The above preview is unformatted text

This student written piece of work is one of many that can be found in our GCSE Sociology section.

Found what you're looking for?

  • Start learning 29% faster today
  • 150,000+ documents available
  • Just £6.99 a month

Not the one? Search for your essay title...
  • Join over 1.2 million students every month
  • Accelerate your learning by 29%
  • Unlimited access from just £6.99 per month

See related essaysSee related essays

Related GCSE Sociology essays

  1. Marked by a teacher

    Should drugs be legalized in the UK?

    3 star(s)

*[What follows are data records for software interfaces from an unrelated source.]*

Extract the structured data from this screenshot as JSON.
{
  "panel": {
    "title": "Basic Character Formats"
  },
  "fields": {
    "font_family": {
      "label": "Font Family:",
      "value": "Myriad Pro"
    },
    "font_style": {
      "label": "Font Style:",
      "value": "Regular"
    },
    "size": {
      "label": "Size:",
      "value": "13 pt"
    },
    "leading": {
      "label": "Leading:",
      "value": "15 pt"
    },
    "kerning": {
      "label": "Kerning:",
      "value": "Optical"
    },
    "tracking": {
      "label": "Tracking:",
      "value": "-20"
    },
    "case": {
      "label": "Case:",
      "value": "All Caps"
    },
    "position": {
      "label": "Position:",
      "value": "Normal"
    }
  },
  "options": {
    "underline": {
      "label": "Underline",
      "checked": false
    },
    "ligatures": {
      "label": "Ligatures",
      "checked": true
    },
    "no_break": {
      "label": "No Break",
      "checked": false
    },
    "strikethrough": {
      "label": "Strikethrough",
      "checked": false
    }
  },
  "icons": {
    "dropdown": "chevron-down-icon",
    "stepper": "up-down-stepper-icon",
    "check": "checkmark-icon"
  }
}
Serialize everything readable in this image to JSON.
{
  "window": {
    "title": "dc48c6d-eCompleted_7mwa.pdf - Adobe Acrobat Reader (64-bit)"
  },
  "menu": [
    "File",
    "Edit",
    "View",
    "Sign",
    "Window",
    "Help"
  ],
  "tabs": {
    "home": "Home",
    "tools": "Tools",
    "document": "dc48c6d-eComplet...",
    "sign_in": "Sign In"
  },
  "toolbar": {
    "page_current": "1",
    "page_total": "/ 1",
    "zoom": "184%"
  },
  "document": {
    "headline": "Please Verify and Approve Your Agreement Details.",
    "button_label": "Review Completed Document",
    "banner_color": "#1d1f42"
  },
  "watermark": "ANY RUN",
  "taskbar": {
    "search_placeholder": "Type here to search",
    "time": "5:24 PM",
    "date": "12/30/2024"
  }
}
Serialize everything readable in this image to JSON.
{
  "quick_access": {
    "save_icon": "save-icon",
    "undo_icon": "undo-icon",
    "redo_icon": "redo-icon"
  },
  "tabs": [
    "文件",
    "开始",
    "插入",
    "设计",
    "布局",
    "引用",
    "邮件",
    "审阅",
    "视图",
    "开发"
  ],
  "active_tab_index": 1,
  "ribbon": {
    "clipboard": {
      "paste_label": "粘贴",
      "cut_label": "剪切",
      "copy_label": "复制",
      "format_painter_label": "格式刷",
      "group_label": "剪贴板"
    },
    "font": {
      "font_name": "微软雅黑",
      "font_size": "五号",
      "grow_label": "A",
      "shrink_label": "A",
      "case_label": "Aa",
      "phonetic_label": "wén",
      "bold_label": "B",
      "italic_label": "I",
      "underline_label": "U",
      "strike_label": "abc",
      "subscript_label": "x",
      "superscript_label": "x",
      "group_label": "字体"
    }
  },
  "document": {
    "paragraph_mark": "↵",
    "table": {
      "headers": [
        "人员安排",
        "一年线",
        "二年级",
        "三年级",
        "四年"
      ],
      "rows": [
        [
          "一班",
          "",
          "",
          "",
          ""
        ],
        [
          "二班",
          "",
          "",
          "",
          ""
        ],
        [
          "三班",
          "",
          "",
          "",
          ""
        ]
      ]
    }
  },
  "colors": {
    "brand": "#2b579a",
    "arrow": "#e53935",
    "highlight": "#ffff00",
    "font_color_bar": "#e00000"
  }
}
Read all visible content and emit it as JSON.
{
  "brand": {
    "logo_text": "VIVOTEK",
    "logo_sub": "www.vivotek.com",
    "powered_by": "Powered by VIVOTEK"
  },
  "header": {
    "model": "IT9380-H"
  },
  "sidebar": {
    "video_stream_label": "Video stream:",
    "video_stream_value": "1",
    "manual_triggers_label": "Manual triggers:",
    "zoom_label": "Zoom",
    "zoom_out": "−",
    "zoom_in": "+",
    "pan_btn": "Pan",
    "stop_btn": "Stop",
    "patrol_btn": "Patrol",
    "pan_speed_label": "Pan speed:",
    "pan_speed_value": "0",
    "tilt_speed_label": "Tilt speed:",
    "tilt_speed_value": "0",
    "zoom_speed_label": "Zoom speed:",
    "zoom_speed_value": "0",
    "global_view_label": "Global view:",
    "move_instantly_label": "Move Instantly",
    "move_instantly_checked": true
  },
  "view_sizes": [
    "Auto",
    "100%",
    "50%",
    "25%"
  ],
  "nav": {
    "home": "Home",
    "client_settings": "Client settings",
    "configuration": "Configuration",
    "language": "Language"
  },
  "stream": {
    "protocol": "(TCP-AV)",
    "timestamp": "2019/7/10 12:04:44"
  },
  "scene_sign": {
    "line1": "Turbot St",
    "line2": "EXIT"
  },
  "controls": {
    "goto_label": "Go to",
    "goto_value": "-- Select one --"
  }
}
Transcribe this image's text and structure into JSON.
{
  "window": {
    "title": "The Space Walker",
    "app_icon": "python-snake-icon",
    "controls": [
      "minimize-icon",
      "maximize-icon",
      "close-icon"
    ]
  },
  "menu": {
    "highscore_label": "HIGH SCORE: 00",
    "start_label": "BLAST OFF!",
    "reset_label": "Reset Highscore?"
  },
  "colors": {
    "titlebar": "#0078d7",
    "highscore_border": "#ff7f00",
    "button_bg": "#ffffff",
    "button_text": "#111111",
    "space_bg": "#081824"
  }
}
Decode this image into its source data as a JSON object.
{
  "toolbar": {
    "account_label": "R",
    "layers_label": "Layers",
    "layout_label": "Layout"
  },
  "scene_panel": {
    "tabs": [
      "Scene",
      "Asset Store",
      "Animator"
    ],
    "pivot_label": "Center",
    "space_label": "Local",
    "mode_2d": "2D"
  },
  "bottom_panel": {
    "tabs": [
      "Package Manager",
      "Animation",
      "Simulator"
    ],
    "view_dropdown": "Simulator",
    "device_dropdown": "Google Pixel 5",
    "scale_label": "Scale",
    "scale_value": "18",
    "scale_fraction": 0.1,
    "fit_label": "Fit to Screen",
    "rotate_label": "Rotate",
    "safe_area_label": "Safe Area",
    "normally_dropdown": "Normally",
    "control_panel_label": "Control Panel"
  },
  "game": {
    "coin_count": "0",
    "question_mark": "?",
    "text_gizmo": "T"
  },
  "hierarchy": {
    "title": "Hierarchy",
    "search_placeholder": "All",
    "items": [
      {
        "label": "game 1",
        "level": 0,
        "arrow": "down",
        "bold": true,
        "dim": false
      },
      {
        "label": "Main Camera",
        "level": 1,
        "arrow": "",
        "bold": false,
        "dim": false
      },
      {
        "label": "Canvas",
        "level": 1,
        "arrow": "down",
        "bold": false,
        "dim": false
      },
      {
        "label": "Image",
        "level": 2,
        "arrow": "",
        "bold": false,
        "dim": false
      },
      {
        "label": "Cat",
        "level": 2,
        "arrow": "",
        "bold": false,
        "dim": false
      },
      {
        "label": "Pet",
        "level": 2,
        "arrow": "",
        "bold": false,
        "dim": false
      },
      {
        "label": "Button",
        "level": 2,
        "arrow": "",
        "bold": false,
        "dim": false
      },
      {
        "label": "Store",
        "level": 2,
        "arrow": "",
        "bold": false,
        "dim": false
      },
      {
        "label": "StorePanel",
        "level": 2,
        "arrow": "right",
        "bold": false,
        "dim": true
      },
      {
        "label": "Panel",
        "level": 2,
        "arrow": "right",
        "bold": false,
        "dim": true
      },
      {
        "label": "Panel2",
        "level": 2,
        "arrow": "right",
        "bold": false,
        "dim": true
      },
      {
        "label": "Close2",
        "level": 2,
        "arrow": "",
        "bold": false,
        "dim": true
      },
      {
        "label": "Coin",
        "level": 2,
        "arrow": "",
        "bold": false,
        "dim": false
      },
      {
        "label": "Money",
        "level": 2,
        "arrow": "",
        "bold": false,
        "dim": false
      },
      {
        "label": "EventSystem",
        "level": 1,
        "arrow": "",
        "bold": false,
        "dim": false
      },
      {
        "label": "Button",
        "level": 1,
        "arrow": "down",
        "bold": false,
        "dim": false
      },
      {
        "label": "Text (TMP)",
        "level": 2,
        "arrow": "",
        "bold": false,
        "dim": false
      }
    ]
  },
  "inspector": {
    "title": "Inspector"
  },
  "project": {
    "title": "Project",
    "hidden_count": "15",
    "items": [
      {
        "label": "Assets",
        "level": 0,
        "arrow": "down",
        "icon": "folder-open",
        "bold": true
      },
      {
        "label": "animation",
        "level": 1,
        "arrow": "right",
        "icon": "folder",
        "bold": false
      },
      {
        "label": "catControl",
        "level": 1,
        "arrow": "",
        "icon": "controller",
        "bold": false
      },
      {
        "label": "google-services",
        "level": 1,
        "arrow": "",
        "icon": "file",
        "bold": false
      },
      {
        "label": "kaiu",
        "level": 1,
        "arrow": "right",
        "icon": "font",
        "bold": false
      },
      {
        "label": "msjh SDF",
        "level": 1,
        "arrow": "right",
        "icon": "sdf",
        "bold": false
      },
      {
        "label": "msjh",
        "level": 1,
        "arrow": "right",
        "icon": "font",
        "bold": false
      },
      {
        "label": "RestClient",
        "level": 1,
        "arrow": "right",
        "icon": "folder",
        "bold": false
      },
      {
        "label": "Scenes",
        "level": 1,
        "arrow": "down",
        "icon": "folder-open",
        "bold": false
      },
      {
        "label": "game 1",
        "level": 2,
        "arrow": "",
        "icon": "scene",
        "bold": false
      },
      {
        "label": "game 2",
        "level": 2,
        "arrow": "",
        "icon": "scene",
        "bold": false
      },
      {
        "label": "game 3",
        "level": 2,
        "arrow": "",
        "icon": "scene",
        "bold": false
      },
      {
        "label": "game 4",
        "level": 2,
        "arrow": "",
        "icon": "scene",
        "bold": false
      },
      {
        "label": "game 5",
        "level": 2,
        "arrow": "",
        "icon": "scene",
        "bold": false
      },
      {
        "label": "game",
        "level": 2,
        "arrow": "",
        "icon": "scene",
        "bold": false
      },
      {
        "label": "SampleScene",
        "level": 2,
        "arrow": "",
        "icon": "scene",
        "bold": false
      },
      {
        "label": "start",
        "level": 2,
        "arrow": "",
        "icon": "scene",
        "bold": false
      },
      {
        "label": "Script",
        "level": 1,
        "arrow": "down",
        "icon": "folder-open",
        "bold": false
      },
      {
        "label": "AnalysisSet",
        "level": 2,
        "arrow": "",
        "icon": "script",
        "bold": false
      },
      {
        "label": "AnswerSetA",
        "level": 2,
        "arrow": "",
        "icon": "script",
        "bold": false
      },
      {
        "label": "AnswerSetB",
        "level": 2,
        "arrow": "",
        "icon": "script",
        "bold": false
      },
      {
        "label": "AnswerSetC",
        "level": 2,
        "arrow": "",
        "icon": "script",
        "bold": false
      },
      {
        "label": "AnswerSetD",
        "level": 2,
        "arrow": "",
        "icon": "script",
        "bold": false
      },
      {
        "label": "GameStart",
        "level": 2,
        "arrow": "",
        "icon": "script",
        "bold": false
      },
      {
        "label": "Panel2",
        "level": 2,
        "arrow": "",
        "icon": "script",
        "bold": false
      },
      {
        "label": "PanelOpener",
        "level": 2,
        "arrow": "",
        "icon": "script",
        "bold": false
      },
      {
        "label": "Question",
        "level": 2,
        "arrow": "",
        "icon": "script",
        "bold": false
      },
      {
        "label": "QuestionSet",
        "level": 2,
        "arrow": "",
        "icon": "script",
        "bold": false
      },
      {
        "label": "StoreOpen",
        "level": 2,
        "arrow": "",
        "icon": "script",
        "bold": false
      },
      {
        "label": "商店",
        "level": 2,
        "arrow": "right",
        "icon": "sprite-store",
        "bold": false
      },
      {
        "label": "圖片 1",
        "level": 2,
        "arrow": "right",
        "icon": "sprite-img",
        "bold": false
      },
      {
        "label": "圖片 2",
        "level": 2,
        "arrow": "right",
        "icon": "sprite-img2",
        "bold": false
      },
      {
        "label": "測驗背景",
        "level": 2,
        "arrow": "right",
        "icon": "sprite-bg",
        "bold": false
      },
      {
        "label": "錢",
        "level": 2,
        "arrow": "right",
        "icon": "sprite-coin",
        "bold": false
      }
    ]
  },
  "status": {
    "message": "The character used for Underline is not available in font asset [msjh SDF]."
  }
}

    Drugs are not all the same. Different drugs have different dangers associated with them. 1. Some drugs (such as alcohol, heroin and tranquillisers) have a sedative effect which slows down the way the body and brain function. These sedative drugs can lead to fatal overdose if a lot is taken.

  2. Abortion among teens

    The most common surgical method for an abortion is when the embryo or fetus is suctioned out by using a manual syringe, known as a Manual vacuum aspiration or by the electric pump that is known as an Electric vacuum aspiration.

  1. Noughts and Crosses by Malorie Blackman

    Sephy does not realise what he means but Callum says, "You're on the inside, Sephy. I'm not." This quote shows how Callum feels some resentment towards the crosses (dark-skinned people). At this point the main reason is the fact that he, a nought (white skin)

  2. James Gilligan's Thesis on Violence

    Emotions are also discussed from the results of class stratification such as "embarrassment, humility, and shame". Concluding later in discussion how class and social segregation and social phenomenon is the cause of structural violence and not biological phenomenon. "Structural violence is the causing of harm by inflexibility and rigidity of the rules of the structure in dealing with difference."

  1. Active Citizenship

    Another lesson I have learnt whilst on the expedition is that if my approach to a problem, I need to change it in order to successfully achieve my goals. With this knowledge I have gained, if I were to encounter a similar situation like that one, or if I may

  2. Theory and Practice of Work with Young People

    (Smith, 2001, www.infed.org/i-intro.htm). Whilst I would agree with Mark Smiths definition of informal education there is and has been an enormous diversity of opinions, theories and explanations of exactly what sort of community we need for people to be happy and fulfilled. Smith's assertion that the role of informal educators is to work

  1. The consumer society: Has the signification of the product become more important than its ...

    Conversely, there are individuals that have been brought up with concepts of 'education' and 'mental labour'. 'They are certain of obtaining daily necessities which cultivates a distance from these needs, and affects a taste based in respect and desire for the abstract, distanced and formal.

  2. Speech Smoking

    All these contributed to the prosperity of the middle class and a new style of business, where before the industrial revolution, most work gangs like slaves in the mines and agricultural plantations had been relatively unspecialized. Industrialization also led to an increase in the output of goods that required a new system of management and investment.

  • Over 160,000 pieces
    of student written work
  • Annotated by
    experienced teachers
  • Ideas and feedback to
    improve your own work